DATA SUPPLIED:
━━━━━━

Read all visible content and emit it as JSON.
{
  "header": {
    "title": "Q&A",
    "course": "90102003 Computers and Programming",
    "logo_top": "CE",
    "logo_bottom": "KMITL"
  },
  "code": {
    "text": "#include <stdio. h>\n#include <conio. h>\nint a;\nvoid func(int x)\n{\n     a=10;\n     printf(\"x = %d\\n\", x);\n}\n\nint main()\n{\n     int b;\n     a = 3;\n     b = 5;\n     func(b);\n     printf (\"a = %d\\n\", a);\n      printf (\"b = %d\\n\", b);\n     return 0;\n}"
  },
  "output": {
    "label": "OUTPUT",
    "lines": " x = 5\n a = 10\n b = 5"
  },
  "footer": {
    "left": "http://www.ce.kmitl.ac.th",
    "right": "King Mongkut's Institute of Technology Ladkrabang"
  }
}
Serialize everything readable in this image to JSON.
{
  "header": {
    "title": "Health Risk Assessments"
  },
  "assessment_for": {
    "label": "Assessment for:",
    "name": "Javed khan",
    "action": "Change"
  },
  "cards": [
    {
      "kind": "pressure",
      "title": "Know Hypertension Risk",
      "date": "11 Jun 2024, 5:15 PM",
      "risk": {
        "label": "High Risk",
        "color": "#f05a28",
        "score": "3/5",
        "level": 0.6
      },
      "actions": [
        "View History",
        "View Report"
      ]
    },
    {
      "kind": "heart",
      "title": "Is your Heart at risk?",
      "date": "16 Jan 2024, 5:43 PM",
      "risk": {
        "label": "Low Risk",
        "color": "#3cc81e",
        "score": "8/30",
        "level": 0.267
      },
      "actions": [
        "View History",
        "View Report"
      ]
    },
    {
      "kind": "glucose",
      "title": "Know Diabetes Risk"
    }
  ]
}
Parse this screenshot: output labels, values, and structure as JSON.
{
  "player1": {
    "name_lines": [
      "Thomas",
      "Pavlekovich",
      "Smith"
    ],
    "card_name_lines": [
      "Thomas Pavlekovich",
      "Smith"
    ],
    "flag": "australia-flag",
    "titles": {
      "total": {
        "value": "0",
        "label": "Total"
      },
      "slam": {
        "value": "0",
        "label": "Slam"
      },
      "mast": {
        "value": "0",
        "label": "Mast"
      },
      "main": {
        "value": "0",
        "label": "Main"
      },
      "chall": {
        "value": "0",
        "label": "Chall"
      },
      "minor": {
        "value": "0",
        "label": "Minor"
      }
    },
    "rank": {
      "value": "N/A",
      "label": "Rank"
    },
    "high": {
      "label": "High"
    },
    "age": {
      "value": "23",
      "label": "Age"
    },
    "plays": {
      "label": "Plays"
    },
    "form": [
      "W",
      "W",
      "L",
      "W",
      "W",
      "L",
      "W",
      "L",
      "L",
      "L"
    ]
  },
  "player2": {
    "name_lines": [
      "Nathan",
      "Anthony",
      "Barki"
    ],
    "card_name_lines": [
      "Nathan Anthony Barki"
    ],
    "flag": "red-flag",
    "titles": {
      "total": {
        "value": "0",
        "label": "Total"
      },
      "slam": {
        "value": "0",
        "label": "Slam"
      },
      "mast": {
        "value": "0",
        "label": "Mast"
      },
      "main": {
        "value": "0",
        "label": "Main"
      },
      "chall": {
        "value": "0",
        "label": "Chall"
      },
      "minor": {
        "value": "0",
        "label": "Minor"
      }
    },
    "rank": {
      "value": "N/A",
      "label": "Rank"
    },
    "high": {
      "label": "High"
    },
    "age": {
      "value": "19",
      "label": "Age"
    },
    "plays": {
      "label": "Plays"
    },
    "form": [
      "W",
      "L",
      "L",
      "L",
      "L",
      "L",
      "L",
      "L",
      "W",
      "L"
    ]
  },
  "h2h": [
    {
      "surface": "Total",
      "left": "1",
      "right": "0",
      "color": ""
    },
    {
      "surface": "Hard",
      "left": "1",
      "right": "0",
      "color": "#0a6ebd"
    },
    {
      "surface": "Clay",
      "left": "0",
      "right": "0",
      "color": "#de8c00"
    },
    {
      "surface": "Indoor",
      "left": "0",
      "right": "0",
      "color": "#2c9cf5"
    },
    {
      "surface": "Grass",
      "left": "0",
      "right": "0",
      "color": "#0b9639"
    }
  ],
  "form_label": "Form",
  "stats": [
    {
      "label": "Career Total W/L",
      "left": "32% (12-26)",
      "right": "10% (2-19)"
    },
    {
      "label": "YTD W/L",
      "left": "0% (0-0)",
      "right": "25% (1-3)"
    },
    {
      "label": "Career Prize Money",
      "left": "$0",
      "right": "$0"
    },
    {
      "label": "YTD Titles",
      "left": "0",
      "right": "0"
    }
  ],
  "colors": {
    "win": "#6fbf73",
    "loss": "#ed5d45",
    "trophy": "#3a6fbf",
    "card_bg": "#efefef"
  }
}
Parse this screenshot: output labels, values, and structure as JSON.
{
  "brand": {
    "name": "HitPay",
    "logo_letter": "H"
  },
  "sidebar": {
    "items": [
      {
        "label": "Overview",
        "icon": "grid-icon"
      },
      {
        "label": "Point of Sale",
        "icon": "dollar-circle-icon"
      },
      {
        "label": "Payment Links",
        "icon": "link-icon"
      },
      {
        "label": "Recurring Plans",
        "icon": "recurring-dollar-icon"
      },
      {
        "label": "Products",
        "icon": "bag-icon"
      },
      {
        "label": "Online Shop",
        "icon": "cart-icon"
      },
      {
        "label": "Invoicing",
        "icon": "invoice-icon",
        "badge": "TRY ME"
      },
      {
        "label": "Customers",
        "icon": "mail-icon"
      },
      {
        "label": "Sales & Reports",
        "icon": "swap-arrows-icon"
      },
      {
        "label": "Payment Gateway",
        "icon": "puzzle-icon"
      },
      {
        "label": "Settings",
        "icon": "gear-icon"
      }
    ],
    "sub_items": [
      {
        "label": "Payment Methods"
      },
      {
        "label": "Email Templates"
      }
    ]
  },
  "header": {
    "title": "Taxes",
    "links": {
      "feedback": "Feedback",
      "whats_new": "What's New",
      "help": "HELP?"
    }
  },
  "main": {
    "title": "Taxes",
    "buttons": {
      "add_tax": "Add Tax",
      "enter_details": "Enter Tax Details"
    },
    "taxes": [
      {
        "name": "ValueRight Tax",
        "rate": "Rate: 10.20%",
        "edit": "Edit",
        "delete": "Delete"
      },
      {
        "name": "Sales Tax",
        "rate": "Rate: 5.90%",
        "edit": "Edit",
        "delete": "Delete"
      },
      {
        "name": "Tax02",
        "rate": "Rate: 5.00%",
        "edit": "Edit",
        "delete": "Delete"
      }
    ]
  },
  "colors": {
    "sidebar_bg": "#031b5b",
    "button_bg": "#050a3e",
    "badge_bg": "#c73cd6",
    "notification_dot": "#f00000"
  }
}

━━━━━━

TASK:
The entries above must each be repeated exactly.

FINISHED EXERCISE:
Read all visible content and emit it as JSON.
{
  "header": {
    "title": "Q&A",
    "course": "90102003 Computers and Programming",
    "logo_top": "CE",
    "logo_bottom": "KMITL"
  },
  "code": {
    "text": "#include <stdio. h>\n#include <conio. h>\nint a;\nvoid func(int x)\n{\n     a=10;\n     printf(\"x = %d\\n\", x);\n}\n\nint main()\n{\n     int b;\n     a = 3;\n     b = 5;\n     func(b);\n     printf (\"a = %d\\n\", a);\n      printf (\"b = %d\\n\", b);\n     return 0;\n}"
  },
  "output": {
    "label": "OUTPUT",
    "lines": " x = 5\n a = 10\n b = 5"
  },
  "footer": {
    "left": "http://www.ce.kmitl.ac.th",
    "right": "King Mongkut's Institute of Technology Ladkrabang"
  }
}
Serialize everything readable in this image to JSON.
{
  "header": {
    "title": "Health Risk Assessments"
  },
  "assessment_for": {
    "label": "Assessment for:",
    "name": "Javed khan",
    "action": "Change"
  },
  "cards": [
    {
      "kind": "pressure",
      "title": "Know Hypertension Risk",
      "date": "11 Jun 2024, 5:15 PM",
      "risk": {
        "label": "High Risk",
        "color": "#f05a28",
        "score": "3/5",
        "level": 0.6
      },
      "actions": [
        "View History",
        "View Report"
      ]
    },
    {
      "kind": "heart",
      "title": "Is your Heart at risk?",
      "date": "16 Jan 2024, 5:43 PM",
      "risk": {
        "label": "Low Risk",
        "color": "#3cc81e",
        "score": "8/30",
        "level": 0.267
      },
      "actions": [
        "View History",
        "View Report"
      ]
    },
    {
      "kind": "glucose",
      "title": "Know Diabetes Risk"
    }
  ]
}
Parse this screenshot: output labels, values, and structure as JSON.
{
  "player1": {
    "name_lines": [
      "Thomas",
      "Pavlekovich",
      "Smith"
    ],
    "card_name_lines": [
      "Thomas Pavlekovich",
      "Smith"
    ],
    "flag": "australia-flag",
    "titles": {
      "total": {
        "value": "0",
        "label": "Total"
      },
      "slam": {
        "value": "0",
        "label": "Slam"
      },
      "mast": {
        "value": "0",
        "label": "Mast"
      },
      "main": {
        "value": "0",
        "label": "Main"
      },
      "chall": {
        "value": "0",
        "label": "Chall"
      },
      "minor": {
        "value": "0",
        "label": "Minor"
      }
    },
    "rank": {
      "value": "N/A",
      "label": "Rank"
    },
    "high": {
      "label": "High"
    },
    "age": {
      "value": "23",
      "label": "Age"
    },
    "plays": {
      "label": "Plays"
    },
    "form": [
      "W",
      "W",
      "L",
      "W",
      "W",
      "L",
      "W",
      "L",
      "L",
      "L"
    ]
  },
  "player2": {
    "name_lines": [
      "Nathan",
      "Anthony",
      "Barki"
    ],
    "card_name_lines": [
      "Nathan Anthony Barki"
    ],
    "flag": "red-flag",
    "titles": {
      "total": {
        "value": "0",
        "label": "Total"
      },
      "slam": {
        "value": "0",
        "label": "Slam"
      },
      "mast": {
        "value": "0",
        "label": "Mast"
      },
      "main": {
        "value": "0",
        "label": "Main"
      },
      "chall": {
        "value": "0",
        "label": "Chall"
      },
      "minor": {
        "value": "0",
        "label": "Minor"
      }
    },
    "rank": {
      "value": "N/A",
      "label": "Rank"
    },
    "high": {
      "label": "High"
    },
    "age": {
      "value": "19",
      "label": "Age"
    },
    "plays": {
      "label": "Plays"
    },
    "form": [
      "W",
      "L",
      "L",
      "L",
      "L",
      "L",
      "L",
      "L",
      "W",
      "L"
    ]
  },
  "h2h": [
    {
      "surface": "Total",
      "left": "1",
      "right": "0",
      "color": ""
    },
    {
      "surface": "Hard",
      "left": "1",
      "right": "0",
      "color": "#0a6ebd"
    },
    {
      "surface": "Clay",
      "left": "0",
      "right": "0",
      "color": "#de8c00"
    },
    {
      "surface": "Indoor",
      "left": "0",
      "right": "0",
      "color": "#2c9cf5"
    },
    {
      "surface": "Grass",
      "left": "0",
      "right": "0",
      "color": "#0b9639"
    }
  ],
  "form_label": "Form",
  "stats": [
    {
      "label": "Career Total W/L",
      "left": "32% (12-26)",
      "right": "10% (2-19)"
    },
    {
      "label": "YTD W/L",
      "left": "0% (0-0)",
      "right": "25% (1-3)"
    },
    {
      "label": "Career Prize Money",
      "left": "$0",
      "right": "$0"
    },
    {
      "label": "YTD Titles",
      "left": "0",
      "right": "0"
    }
  ],
  "colors": {
    "win": "#6fbf73",
    "loss": "#ed5d45",
    "trophy": "#3a6fbf",
    "card_bg": "#efefef"
  }
}
Parse this screenshot: output labels, values, and structure as JSON.
{
  "brand": {
    "name": "HitPay",
    "logo_letter": "H"
  },
  "sidebar": {
    "items": [
      {
        "label": "Overview",
        "icon": "grid-icon"
      },
      {
        "label": "Point of Sale",
        "icon": "dollar-circle-icon"
      },
      {
        "label": "Payment Links",
        "icon": "link-icon"
      },
      {
        "label": "Recurring Plans",
        "icon": "recurring-dollar-icon"
      },
      {
        "label": "Products",
        "icon": "bag-icon"
      },
      {
        "label": "Online Shop",
        "icon": "cart-icon"
      },
      {
        "label": "Invoicing",
        "icon": "invoice-icon",
        "badge": "TRY ME"
      },
      {
        "label": "Customers",
        "icon": "mail-icon"
      },
      {
        "label": "Sales & Reports",
        "icon": "swap-arrows-icon"
      },
      {
        "label": "Payment Gateway",
        "icon": "puzzle-icon"
      },
      {
        "label": "Settings",
        "icon": "gear-icon"
      }
    ],
    "sub_items": [
      {
        "label": "Payment Methods"
      },
      {
        "label": "Email Templates"
      }
    ]
  },
  "header": {
    "title": "Taxes",
    "links": {
      "feedback": "Feedback",
      "whats_new": "What's New",
      "help": "HELP?"
    }
  },
  "main": {
    "title": "Taxes",
    "buttons": {
      "add_tax": "Add Tax",
      "enter_details": "Enter Tax Details"
    },
    "taxes": [
      {
        "name": "ValueRight Tax",
        "rate": "Rate: 10.20%",
        "edit": "Edit",
        "delete": "Delete"
      },
      {
        "name": "Sales Tax",
        "rate": "Rate: 5.90%",
        "edit": "Edit",
        "delete": "Delete"
      },
      {
        "name": "Tax02",
        "rate": "Rate: 5.00%",
        "edit": "Edit",
        "delete": "Delete"
      }
    ]
  },
  "colors": {
    "sidebar_bg": "#031b5b",
    "button_bg": "#050a3e",
    "badge_bg": "#c73cd6",
    "notification_dot": "#f00000"
  }
}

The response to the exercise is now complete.